For my final night in Sydney before heading to New Zealand for the holidays, Diana and I climbed the Sydney Bridge at dusk. On our climb up, it was still light outside with gorgeous views of the Opera House. On the way down, the lights of the city skyline illuminated the night sky. Basically, we got the best of both worlds!
The Sydney Harbour Bridge was opened in 1932 after 9 years of construction. It remained the tallest structure in Sydney until 1967, but now the city skylines rises high above this "coat hanger" bridge. The structure of the bridge is held together by 6 million rivets, which were inserted red-hot by teams of four men. These mushroom-topped rivets were tossed from one man to the next across the bridge then pounded in. Supposedly there are tens of thousands of these rivets in the water below from the missed catches. As we walked up and down the structure, we could see the mass amounts of these rivets in the structure. Sure does put in perspective the scale of this project!
Before we started the climb, we met an American family from Florida. The parents and the three boys were about to fly to New Zealand as well, except they were going on a week bike trip where they bikes about 40 miles per day--how cool! I wish my family did vacations like that! I guess that just means I'll have to incorporate with my own family one day :)
When we arrived at the top, Diana and I had our photos taken as well as taped a video on behalf of Be You. (I'll attach it once I'm back on my laptop--it'll make your day!). We started cracking up at the end in fits of happiness and our new American friends smiled from afar.
What we learned from the bridge climb is that Diana and I are very good at experiencing things and sharing them with others.

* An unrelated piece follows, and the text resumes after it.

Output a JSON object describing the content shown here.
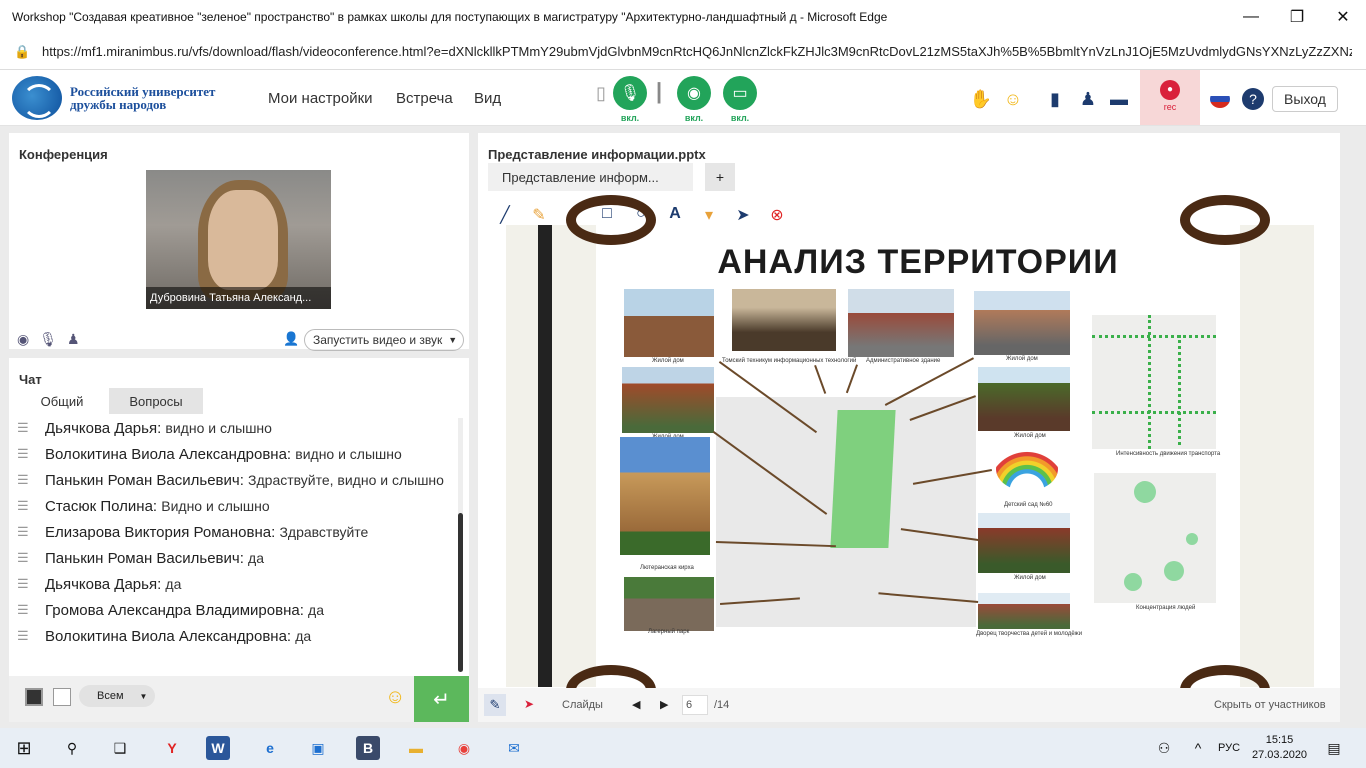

We inspire others to do the things that scare them, thus leading to personal development. Now...how can we get paid to do this for a living?! Ideas?
I look at my track record and notice that presents I give, dates I go on, etc. all involve experiencing something rather than material things. I am the Chief Experiential Officer of my own life. Experiencing is the best way for me to learn AND to teach others...